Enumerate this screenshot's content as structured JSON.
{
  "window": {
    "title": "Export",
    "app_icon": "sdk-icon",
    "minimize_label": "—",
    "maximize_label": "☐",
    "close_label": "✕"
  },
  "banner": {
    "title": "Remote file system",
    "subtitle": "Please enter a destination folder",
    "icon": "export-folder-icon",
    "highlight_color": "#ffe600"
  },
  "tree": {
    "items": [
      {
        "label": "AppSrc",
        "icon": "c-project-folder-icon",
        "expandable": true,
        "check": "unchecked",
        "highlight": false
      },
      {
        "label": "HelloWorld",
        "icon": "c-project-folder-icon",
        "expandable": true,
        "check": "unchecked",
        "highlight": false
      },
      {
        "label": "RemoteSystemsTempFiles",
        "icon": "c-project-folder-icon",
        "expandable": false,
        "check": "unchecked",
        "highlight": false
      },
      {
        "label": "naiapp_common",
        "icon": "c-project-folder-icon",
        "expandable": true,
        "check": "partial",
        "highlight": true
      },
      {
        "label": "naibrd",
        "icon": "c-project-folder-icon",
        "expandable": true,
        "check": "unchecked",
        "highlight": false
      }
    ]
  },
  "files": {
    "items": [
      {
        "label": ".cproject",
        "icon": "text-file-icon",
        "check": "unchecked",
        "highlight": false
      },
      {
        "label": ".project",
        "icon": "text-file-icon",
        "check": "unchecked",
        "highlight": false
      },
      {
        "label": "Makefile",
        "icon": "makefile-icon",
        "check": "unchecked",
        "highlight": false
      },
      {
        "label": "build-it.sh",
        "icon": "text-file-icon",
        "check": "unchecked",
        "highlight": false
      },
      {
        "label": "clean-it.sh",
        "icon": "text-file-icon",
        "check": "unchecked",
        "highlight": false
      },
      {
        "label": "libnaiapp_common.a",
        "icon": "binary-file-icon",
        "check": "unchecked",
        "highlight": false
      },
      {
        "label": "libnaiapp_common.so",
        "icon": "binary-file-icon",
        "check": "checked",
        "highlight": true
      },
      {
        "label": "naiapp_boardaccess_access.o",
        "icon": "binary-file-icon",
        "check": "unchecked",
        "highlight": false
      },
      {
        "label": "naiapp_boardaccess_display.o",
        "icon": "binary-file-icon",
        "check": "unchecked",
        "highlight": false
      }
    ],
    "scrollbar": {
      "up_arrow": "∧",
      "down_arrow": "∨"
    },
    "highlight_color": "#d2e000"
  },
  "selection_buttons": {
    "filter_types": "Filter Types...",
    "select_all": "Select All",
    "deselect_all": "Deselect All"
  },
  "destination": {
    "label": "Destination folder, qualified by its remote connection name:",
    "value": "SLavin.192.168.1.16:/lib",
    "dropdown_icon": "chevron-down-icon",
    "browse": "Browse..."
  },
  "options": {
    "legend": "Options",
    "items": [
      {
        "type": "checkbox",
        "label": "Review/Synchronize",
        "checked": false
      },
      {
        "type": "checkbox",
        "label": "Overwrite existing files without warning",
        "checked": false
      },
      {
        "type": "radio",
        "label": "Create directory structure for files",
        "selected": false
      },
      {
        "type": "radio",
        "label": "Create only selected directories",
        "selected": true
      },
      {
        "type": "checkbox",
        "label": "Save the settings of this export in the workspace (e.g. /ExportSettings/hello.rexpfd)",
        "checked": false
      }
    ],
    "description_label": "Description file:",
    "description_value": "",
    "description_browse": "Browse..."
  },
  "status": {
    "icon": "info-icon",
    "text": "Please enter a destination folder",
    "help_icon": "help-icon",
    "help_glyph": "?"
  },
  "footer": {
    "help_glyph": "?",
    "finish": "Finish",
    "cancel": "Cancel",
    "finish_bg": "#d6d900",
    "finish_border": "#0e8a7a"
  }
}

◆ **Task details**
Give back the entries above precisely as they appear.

◆ **Exercise output**
Enumerate this screenshot's content as structured JSON.
{
  "window": {
    "title": "Export",
    "app_icon": "sdk-icon",
    "minimize_label": "—",
    "maximize_label": "☐",
    "close_label": "✕"
  },
  "banner": {
    "title": "Remote file system",
    "subtitle": "Please enter a destination folder",
    "icon": "export-folder-icon",
    "highlight_color": "#ffe600"
  },
  "tree": {
    "items": [
      {
        "label": "AppSrc",
        "icon": "c-project-folder-icon",
        "expandable": true,
        "check": "unchecked",
        "highlight": false
      },
      {
        "label": "HelloWorld",
        "icon": "c-project-folder-icon",
        "expandable": true,
        "check": "unchecked",
        "highlight": false
      },
      {
        "label": "RemoteSystemsTempFiles",
        "icon": "c-project-folder-icon",
        "expandable": false,
        "check": "unchecked",
        "highlight": false
      },
      {
        "label": "naiapp_common",
        "icon": "c-project-folder-icon",
        "expandable": true,
        "check": "partial",
        "highlight": true
      },
      {
        "label": "naibrd",
        "icon": "c-project-folder-icon",
        "expandable": true,
        "check": "unchecked",
        "highlight": false
      }
    ]
  },
  "files": {
    "items": [
      {
        "label": ".cproject",
        "icon": "text-file-icon",
        "check": "unchecked",
        "highlight": false
      },
      {
        "label": ".project",
        "icon": "text-file-icon",
        "check": "unchecked",
        "highlight": false
      },
      {
        "label": "Makefile",
        "icon": "makefile-icon",
        "check": "unchecked",
        "highlight": false
      },
      {
        "label": "build-it.sh",
        "icon": "text-file-icon",
        "check": "unchecked",
        "highlight": false
      },
      {
        "label": "clean-it.sh",
        "icon": "text-file-icon",
        "check": "unchecked",
        "highlight": false
      },
      {
        "label": "libnaiapp_common.a",
        "icon": "binary-file-icon",
        "check": "unchecked",
        "highlight": false
      },
      {
        "label": "libnaiapp_common.so",
        "icon": "binary-file-icon",
        "check": "checked",
        "highlight": true
      },
      {
        "label": "naiapp_boardaccess_access.o",
        "icon": "binary-file-icon",
        "check": "unchecked",
        "highlight": false
      },
      {
        "label": "naiapp_boardaccess_display.o",
        "icon": "binary-file-icon",
        "check": "unchecked",
        "highlight": false
      }
    ],
    "scrollbar": {
      "up_arrow": "∧",
      "down_arrow": "∨"
    },
    "highlight_color": "#d2e000"
  },
  "selection_buttons": {
    "filter_types": "Filter Types...",
    "select_all": "Select All",
    "deselect_all": "Deselect All"
  },
  "destination": {
    "label": "Destination folder, qualified by its remote connection name:",
    "value": "SLavin.192.168.1.16:/lib",
    "dropdown_icon": "chevron-down-icon",
    "browse": "Browse..."
  },
  "options": {
    "legend": "Options",
    "items": [
      {
        "type": "checkbox",
        "label": "Review/Synchronize",
        "checked": false
      },
      {
        "type": "checkbox",
        "label": "Overwrite existing files without warning",
        "checked": false
      },
      {
        "type": "radio",
        "label": "Create directory structure for files",
        "selected": false
      },
      {
        "type": "radio",
        "label": "Create only selected directories",
        "selected": true
      },
      {
        "type": "checkbox",
        "label": "Save the settings of this export in the workspace (e.g. /ExportSettings/hello.rexpfd)",
        "checked": false
      }
    ],
    "description_label": "Description file:",
    "description_value": "",
    "description_browse": "Browse..."
  },
  "status": {
    "icon": "info-icon",
    "text": "Please enter a destination folder",
    "help_icon": "help-icon",
    "help_glyph": "?"
  },
  "footer": {
    "help_glyph": "?",
    "finish": "Finish",
    "cancel": "Cancel",
    "finish_bg": "#d6d900",
    "finish_border": "#0e8a7a"
  }
}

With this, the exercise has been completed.